**ACTIVITY:**
From the entries below, list each line with "title".

**MATERIALS PROVIDED:**
##########

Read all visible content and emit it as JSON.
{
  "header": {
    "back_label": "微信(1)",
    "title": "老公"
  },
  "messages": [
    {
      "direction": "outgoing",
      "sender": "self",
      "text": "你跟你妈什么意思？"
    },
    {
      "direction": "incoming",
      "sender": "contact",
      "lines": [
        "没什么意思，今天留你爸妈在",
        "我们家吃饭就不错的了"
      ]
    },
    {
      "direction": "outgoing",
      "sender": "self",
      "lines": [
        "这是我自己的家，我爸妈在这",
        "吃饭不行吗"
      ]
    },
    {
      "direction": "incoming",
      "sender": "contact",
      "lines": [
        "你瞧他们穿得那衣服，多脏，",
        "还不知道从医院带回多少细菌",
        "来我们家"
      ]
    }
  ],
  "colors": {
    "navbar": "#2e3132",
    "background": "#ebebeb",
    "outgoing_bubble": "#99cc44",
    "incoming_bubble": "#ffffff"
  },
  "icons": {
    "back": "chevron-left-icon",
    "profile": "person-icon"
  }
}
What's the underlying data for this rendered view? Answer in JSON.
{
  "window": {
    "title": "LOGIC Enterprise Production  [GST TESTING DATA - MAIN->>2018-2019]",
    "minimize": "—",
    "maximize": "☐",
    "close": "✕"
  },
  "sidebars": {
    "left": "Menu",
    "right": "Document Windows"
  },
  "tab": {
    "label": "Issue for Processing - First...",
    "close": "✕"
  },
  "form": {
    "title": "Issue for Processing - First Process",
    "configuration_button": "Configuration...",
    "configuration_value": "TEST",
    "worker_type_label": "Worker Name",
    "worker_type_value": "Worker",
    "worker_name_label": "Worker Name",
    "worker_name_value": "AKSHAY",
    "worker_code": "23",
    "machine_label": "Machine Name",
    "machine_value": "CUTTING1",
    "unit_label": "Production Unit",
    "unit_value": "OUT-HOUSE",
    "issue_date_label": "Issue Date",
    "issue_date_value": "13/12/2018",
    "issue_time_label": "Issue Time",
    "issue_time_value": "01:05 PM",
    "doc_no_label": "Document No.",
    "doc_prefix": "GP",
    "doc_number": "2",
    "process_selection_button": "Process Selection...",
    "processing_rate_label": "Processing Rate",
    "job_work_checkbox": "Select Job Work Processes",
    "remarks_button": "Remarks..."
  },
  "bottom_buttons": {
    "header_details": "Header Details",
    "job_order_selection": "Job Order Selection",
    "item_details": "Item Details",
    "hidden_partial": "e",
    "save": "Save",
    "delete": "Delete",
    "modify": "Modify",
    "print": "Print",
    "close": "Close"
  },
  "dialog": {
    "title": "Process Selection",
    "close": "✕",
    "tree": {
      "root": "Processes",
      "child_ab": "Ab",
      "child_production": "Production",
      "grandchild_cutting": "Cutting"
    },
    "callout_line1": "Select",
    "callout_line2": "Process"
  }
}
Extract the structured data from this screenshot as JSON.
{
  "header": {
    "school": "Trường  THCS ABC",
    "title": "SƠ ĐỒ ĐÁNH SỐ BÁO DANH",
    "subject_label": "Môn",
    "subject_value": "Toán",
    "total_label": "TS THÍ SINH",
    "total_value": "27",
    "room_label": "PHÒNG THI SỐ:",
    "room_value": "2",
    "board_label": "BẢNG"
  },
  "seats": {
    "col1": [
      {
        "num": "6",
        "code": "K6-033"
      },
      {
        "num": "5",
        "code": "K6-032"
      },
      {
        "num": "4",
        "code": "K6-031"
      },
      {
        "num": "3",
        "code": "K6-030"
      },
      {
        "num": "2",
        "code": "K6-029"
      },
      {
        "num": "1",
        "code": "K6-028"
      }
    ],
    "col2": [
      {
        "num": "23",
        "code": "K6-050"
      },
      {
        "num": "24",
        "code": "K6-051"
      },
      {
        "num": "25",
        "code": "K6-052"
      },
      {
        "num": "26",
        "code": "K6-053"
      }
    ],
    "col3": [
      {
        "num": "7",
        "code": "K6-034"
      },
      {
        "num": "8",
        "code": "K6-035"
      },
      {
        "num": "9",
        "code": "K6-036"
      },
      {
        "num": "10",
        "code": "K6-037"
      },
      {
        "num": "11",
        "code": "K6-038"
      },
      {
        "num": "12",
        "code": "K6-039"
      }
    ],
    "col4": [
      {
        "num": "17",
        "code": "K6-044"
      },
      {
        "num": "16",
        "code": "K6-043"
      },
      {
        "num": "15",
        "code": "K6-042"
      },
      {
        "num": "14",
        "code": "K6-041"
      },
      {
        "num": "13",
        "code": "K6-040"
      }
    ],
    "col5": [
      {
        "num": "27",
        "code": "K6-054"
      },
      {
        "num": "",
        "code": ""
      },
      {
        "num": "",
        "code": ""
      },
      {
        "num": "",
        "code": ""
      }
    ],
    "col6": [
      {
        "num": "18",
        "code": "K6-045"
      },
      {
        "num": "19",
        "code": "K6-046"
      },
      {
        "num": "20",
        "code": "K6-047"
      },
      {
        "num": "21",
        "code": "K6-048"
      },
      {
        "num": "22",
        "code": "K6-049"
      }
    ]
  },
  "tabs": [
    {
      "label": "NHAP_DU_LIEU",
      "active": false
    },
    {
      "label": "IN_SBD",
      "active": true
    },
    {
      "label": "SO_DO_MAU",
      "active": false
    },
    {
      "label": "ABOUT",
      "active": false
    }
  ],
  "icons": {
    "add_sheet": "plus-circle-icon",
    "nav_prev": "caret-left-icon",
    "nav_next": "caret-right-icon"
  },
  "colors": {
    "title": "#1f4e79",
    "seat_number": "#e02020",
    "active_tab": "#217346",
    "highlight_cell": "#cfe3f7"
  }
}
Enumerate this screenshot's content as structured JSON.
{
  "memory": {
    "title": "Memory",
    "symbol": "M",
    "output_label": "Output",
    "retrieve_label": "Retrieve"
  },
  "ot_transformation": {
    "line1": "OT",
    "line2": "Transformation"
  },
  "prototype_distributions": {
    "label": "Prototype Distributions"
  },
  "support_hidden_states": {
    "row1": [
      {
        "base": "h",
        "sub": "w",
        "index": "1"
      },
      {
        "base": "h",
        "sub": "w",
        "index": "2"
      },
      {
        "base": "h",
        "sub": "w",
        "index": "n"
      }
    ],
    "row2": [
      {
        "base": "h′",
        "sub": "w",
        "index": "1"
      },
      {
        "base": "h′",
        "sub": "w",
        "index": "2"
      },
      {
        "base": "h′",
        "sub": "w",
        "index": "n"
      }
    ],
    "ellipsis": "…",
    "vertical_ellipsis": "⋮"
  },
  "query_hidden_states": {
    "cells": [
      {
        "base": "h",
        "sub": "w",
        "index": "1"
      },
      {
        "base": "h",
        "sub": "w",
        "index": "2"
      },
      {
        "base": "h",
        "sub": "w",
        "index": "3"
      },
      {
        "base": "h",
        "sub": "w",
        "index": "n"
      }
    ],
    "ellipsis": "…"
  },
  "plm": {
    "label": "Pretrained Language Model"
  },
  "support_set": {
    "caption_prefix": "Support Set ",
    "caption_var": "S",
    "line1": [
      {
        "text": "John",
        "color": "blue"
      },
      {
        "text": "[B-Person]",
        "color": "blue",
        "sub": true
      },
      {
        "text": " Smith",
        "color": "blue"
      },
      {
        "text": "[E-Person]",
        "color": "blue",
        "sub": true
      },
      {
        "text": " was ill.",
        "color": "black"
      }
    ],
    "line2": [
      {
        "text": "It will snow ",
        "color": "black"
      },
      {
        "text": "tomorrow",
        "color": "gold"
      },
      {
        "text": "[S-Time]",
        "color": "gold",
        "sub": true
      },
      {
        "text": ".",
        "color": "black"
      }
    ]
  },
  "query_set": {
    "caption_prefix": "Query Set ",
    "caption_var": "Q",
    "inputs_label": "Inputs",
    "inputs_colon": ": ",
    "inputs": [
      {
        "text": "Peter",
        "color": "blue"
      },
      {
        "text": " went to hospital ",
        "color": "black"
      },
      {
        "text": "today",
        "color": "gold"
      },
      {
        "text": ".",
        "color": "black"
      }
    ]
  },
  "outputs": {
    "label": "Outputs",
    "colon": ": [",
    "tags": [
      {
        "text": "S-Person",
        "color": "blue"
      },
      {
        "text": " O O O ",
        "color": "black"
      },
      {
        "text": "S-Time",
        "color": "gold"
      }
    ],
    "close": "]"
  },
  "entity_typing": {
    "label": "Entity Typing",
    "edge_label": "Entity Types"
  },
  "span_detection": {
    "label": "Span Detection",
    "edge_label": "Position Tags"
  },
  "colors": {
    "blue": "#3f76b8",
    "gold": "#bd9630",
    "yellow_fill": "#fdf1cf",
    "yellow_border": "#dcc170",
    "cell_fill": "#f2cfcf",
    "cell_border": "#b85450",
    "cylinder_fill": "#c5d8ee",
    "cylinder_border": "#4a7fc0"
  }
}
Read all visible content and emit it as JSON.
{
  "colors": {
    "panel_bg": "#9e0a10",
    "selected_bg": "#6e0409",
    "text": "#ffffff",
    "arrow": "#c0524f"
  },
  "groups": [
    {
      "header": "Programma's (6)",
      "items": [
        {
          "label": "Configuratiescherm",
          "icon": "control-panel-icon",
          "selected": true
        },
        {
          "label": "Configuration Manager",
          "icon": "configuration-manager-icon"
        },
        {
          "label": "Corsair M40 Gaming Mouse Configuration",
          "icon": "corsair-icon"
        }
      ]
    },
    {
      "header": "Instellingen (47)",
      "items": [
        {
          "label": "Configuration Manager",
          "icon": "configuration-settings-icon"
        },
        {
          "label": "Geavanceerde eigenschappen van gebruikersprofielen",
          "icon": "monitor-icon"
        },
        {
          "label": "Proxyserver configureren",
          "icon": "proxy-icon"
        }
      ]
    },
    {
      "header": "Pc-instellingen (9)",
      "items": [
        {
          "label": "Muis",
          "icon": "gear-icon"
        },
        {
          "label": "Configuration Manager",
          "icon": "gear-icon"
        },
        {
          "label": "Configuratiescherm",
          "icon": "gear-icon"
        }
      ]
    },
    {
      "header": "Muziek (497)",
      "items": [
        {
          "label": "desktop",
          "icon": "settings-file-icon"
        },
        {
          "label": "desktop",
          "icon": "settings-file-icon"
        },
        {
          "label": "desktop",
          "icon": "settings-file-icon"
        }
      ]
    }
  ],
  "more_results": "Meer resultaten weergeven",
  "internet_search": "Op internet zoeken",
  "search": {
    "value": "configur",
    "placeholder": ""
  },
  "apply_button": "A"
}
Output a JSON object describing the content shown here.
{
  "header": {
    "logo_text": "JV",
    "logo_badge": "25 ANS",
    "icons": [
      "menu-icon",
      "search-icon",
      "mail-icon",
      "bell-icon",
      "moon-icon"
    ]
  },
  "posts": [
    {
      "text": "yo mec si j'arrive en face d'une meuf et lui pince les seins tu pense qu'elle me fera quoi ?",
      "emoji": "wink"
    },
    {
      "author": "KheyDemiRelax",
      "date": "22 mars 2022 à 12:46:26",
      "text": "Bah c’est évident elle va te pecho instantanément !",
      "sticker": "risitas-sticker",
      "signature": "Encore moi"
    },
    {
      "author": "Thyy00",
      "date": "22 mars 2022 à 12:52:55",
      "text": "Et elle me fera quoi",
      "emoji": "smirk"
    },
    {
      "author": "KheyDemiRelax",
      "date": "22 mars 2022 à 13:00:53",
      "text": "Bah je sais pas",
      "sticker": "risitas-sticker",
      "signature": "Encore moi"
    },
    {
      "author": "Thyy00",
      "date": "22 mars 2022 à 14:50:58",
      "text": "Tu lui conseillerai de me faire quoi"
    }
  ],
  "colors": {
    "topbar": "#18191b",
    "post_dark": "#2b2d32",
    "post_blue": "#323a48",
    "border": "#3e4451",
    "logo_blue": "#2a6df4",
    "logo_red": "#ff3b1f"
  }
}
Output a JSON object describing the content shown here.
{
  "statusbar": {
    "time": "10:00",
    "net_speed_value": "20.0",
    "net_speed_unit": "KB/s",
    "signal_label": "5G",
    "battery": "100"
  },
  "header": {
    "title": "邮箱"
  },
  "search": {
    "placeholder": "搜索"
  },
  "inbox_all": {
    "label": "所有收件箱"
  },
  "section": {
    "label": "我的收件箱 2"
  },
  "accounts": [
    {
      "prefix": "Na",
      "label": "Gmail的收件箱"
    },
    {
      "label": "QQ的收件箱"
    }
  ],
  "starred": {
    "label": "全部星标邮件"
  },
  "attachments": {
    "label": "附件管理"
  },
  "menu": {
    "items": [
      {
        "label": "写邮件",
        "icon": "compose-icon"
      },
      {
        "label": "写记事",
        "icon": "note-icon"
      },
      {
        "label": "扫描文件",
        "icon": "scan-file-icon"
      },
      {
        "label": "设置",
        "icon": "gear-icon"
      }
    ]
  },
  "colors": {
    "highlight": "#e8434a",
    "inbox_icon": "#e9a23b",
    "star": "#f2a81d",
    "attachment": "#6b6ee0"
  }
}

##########

**RESPONSE FOR THIS EXERCISE:**
    "title": "老公"
    "title": "LOGIC Enterprise Production  [GST TESTING DATA - MAIN->>2018-2019]",
    "title": "Issue for Processing - First Process",
    "title": "Process Selection",
    "title": "SƠ ĐỒ ĐÁNH SỐ BÁO DANH",
    "title": "#1f4e79",
    "title": "Memory",
    "title": "邮箱"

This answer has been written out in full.